Starting in early September 1996, the comet resumed brightening at a normal rate. While this type of behavior is always possible, it is extremely unusual for a comet to increase its rate of brightening as the comet approaches the Sun. In fact, this is the only case like this I have seen in 25 years of analyzing comet light curves.
Detail for the early (pre-conjunction) portion of the comet's apparition is shown in the next plot. This illustrates the variation in the observed brightness of this comet from 1995 July 24 UT to 1995 November 19 UT. This light curve is based on 27 observations made by the author.
The plot shows that this comet was quite variable in brightness. This was primarily due to the activity of one major jet. There appear to be peaks in the comet's brightness around -604, -584, and -578 days. The comet also had a significant fading around -557 days. Comets can vary in brightness on short time scales. However, Hale-Bopp varied much more than the average comet during this period. During the last two months of observation, the comet's brightness fluctuations began to settled down.
In the third plot, the effect of the changing Earth-comet distance has been removed so that the intrinsic brightness of the comet can be studied. This intrinsic brightness is called the heliocentric magnitude. This is plotted against the log of the heliocentric distance of the comet (r). On this type of plot, the slope of a straight line is equal to (2.5 n) and the absolute magnitude is equal to the the heliocentric magnitude at log (r) = 0, which is to say when r=1 AU. For example look at the blue line. This line assumes n=2.5. The absolute magnitude is about 1.
The diamonds indicate the preperihelion observations on the first plot. Each of the solid lines indicates a possible value of n for the comet's magnitude formula. The lines extend to perihelion. At perihelion, the difference between n=2.5 and n=6 amounts to an eight magnitude range (or a factor of 1500 in brightness). The early data, prior to conjunction with the Sun, suggested a very rapid brightening of n~6. If this trend was to be maintained into perihelion, the comet would indeed become a brilliant object - as bright or brighter than Venus. Don't get your hopes up just yet.
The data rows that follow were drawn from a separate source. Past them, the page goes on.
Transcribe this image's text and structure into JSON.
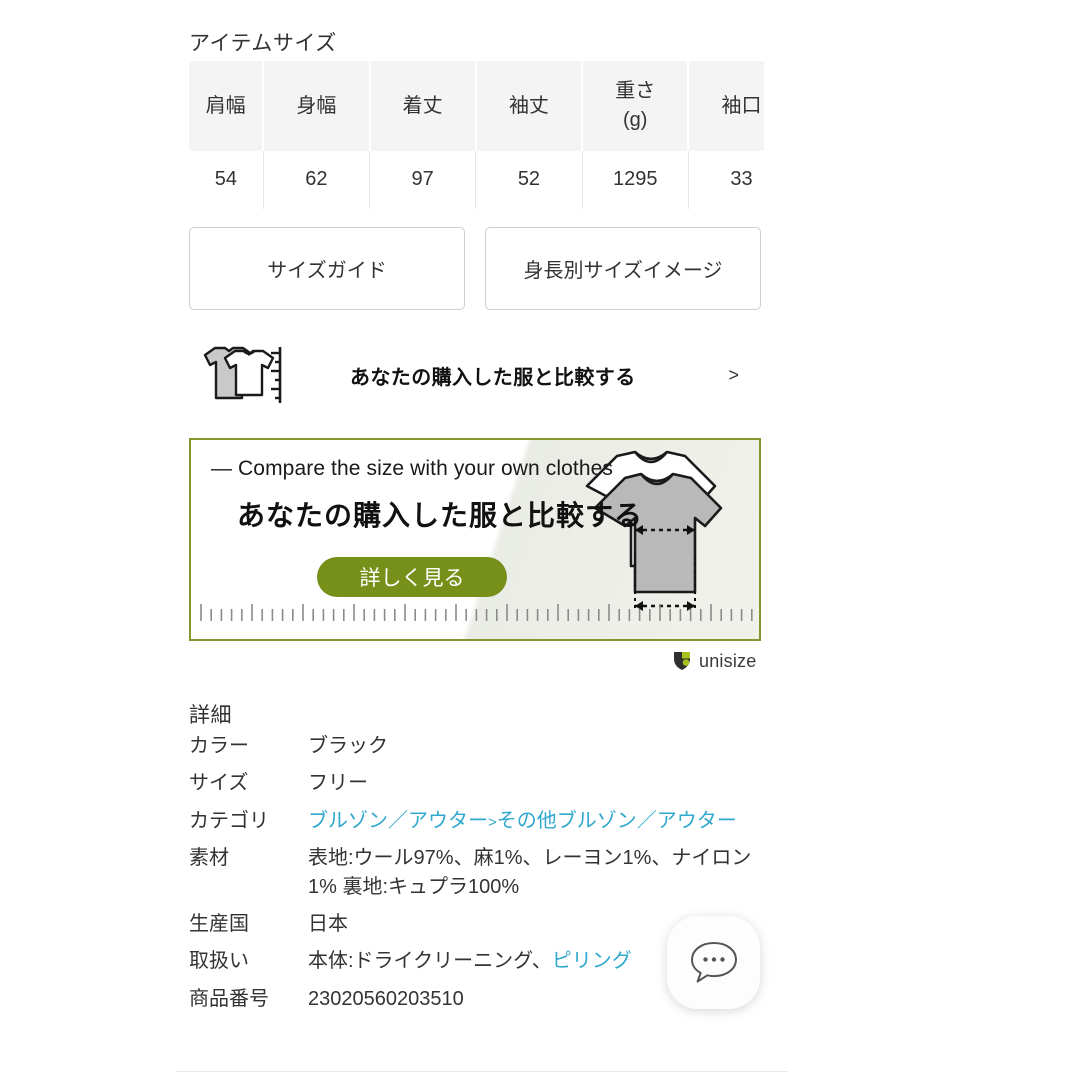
{
  "item_size": {
    "title": "アイテムサイズ",
    "columns": [
      "肩幅",
      "身幅",
      "着丈",
      "袖丈",
      "重さ\n(g)",
      "袖口"
    ],
    "values": [
      "54",
      "62",
      "97",
      "52",
      "1295",
      "33"
    ]
  },
  "buttons": {
    "size_guide": "サイズガイド",
    "height_size_image": "身長別サイズイメージ"
  },
  "compare_link": {
    "label": "あなたの購入した服と比較する",
    "chevron": ">",
    "icon": "two-tshirts-ruler-icon"
  },
  "banner": {
    "english_headline": "— Compare the size with your own clothes",
    "japanese_headline": "あなたの購入した服と比較する",
    "cta_label": "詳しく見る",
    "border_color": "#8a942f",
    "cta_color": "#77901a"
  },
  "unisize": {
    "brand": "unisize",
    "logo_green": "#a5c11a"
  },
  "details": {
    "title": "詳細",
    "rows": [
      {
        "label": "カラー",
        "value": "ブラック",
        "is_link": false
      },
      {
        "label": "サイズ",
        "value": "フリー",
        "is_link": false
      },
      {
        "label": "カテゴリ",
        "value": "ブルゾン／アウター",
        "value2": "その他ブルゾン／アウター",
        "separator": ">",
        "is_link": true
      },
      {
        "label": "素材",
        "value": "表地:ウール97%、麻1%、レーヨン1%、ナイロン1% 裏地:キュプラ100%",
        "is_link": false
      },
      {
        "label": "生産国",
        "value": "日本",
        "is_link": false
      },
      {
        "label": "取扱い",
        "value": "本体:ドライクリーニング、",
        "link_value": "ピリング",
        "is_link": false
      },
      {
        "label": "商品番号",
        "value": "23020560203510",
        "is_link": false
      }
    ],
    "link_color": "#31a8cd"
  },
  "chat": {
    "icon": "chat-bubble-icon",
    "aria": "チャット"
  }
}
As is obvious from this figure, the 1996-97 observations show that the rate of brightening slowed down rather dramatically. In fact the slow down was so dramatic at one point that it was felt that that the comet might only be an average naked eye object. However, the comet rebounded and increased in brightness at a rate between n=3 and n=4.
With the comet past perihelion (April 1), it is obvious that the comet has put on a fine show. It is currently running a bit ahead of the prediction I gave several weeks ago. That prediction gave a peak brightness of about -0.6. The peak brightness was actually around -0.7 or -0.8. [I should note that a number of observers have indicated that the peak brightness of the comet was -1.0 or even -1.5. Having observed the comet on nearly every day in March and April from good to superb observing sites, I do not believe that the comet reached -1.0.]
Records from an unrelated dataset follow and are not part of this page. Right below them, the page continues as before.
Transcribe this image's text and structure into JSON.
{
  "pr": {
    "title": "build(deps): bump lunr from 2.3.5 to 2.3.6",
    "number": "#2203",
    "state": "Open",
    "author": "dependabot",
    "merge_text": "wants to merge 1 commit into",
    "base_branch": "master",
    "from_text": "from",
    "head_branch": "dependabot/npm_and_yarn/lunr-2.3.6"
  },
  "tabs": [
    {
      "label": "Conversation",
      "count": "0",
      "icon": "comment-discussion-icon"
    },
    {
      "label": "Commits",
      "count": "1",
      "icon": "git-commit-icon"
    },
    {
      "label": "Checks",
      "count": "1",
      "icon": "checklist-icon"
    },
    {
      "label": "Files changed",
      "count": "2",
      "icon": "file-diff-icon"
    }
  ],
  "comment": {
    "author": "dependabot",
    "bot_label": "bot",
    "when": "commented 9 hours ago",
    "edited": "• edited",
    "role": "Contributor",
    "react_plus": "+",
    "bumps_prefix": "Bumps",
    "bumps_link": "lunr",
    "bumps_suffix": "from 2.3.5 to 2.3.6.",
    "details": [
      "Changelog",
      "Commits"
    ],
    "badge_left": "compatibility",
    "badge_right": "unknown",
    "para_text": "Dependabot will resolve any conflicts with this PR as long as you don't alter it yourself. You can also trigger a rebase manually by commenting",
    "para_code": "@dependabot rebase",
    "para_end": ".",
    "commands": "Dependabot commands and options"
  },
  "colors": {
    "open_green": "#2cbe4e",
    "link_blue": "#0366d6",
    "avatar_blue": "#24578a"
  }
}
A prediction for the postperihelion light curve... The following plot assumes that the comet reaches a peak magnitude of -0.6 just prior to perihelion. The two postperihelion curves shown below indicate how the comet should fade given n=3 and n=4. It should be noted that comets often fade slowly after perihelion so a value of n~3 is a likely bet after perihelion. The comet should still be 2nd magnitude when it leaves the Northern Skies in May.
Comments?Charles S. Morris / email@example.com